WHEN the TV adaptation of Tinker Tailor Soldier Spy appeared in 1979 it was judged unsurpassable in its field. Alec Guinness as George Smiley? Only a fool would try to match that.

Then came the 2011 film with Gary Oldman, and spy tale traditionalists wobbled. Ditto BBC1’s The Night Manager five years later, with Tom Hiddleston’s BTM as its USP. I hear good things about Slow Horses (Disney+), which I’m saving till the sad day I finish the novels.

In short, the competition in spy dramas is intense. Given this, ITVX, the new streaming service that replaces ITV Hub, was taking a chance having A Spy Among Friends as its curtain raiser. From a minute in, however, it was clear everything was going to be all right on the opening night.

Set in the world of posh chaps who swear in a devilishly attractive fashion, A Spy Among Friends starred Damian Lewis as Nicholas Elliott, sent to Beirut to sort out the problem of his old pal and fellow MI6 agent Kim Philby (Guy Pearce). When Philby defected to Russia there were questions to be answered back in London, and MI5’s Lily Thomas (Anna Maxwell Martin) was the steely Durham rose doing the asking.

The cast was superb and the script by Alexander Cary (Homeland) from the book by Ben Macintyre, top drawer. “I’m not a traitor,” said an affronted Philby to his Russian handler. “I’ve been loyal to Marxism and to the Soviet Union my entire adult life.” It was the movie quality production, though, that lingered longest. From post-war Beirut to grim old London, you could almost smell the money spent.

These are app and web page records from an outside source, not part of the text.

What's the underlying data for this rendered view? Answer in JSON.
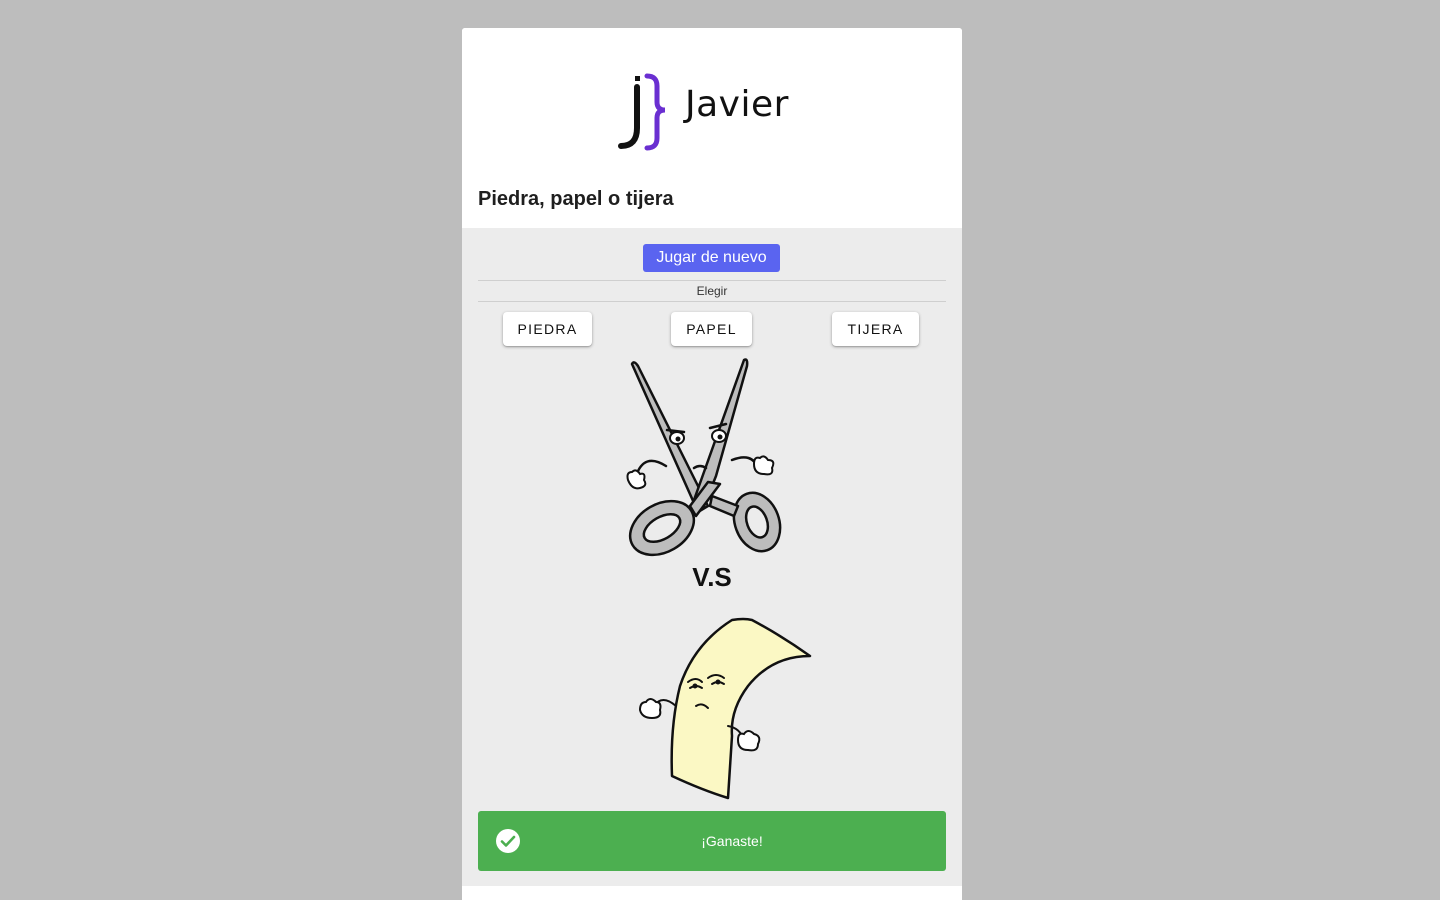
{
  "header": {
    "logo_text": "Javier",
    "title": "Piedra, papel o tijera"
  },
  "game": {
    "replay_label": "Jugar de nuevo",
    "choose_label": "Elegir",
    "choices": [
      "PIEDRA",
      "PAPEL",
      "TIJERA"
    ],
    "player_choice": "tijera",
    "cpu_choice": "papel",
    "vs_label": "V.S",
    "result_text": "¡Ganaste!"
  },
  "colors": {
    "page_background": "#bdbdbd",
    "game_background": "#ececec",
    "replay_button": "#5a64f0",
    "result_success": "#4caf50",
    "logo_accent": "#6a2fd1"
  },
  "icons": {
    "result": "check-circle-icon",
    "logo": "brace-logo-icon"
  }
}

I cannot have been alone in approaching My Dead Body (Channel 4, Monday) with trepidation. The body in question was that of Toni Crews, who died of cancer at age 30. Toni was a daughter, a mother, a sister, a friend – and the first person in the UK to agree to a public dissection, in her case before 1000 medical students, and now viewers.

It was essential to her dignity, and the film’s standing, that her life was as much in focus as her death, and so it turned out. Toni’s voice was recreated with AI and her words taken from her diary and social media posts.

In charge of the dissection was Professor Claire Smith, head of anatomy at Brighton and Sussex Medical School. The sights and sounds of the procedure were at times hard to bear, but the tone set by Smith and her team throughout was respectful and caring.

As Tori had intended, the donation of her body to science will help millions worldwide gain a better understanding of the disease. This was history-making television, but first and last it was the story of a truly admirable young woman.

Agatha Christie: Lucy Worsley on the Mystery Queen (BBC2, Friday) arrived at its third and final part (all available on iPlayer). While the story of Christie’s later life, dealing with fame and finding happiness, was as moreish as the rest, the high point of the series remains the second part, dealing with the novelist’s disappearance. Worsley’s theory, that it was adversity that made Christie a great writer, was hardly novel but it was delivered with the historian’s trademark perceptiveness. The scene at Christie’s graveside was Worsley at her heart on sleeve best. It might seem sometimes as though she is on the telly more often than the average weather presenter, but I’ve yet to see her deliver a duff film, so carry on dear.

If you thought the bickering estate agents in Selling Sunset (Netflix) were breathtakingly shallow, wait till you meet the city’s primo celebrity hair stylists in Blowing LA (Channel 5, Thursday, full series available to stream on Paramount+).

Glossing quickly over the title, this was the reality TV take on Ted Gibson, self-dubbed most famous hairdresser in the world (never heard of him), Kim Vo, “the best blonder in the business”, their partners, staff, and clients.

There were no cheap and cheery salons here called Curl Up and Dye or A Trim Up North (Coronation Street). This was Hollywood, a world in which you can pay $2,400 (plus tip) for a haircut, where stylists are “hair therapists”, receptionists are “client co-ordinators”, and everyone loves each other – until they fall out in spectacular fashion.

It is fall of the Roman empire stuff, but there’s fun to be had now that the introductions have been made and everyone can get on with being annoyed at each other for the most trivial of reasons. Don’t worry if you can feel your brain cells dying while you watch. Like hair, they grow back. Don’t they?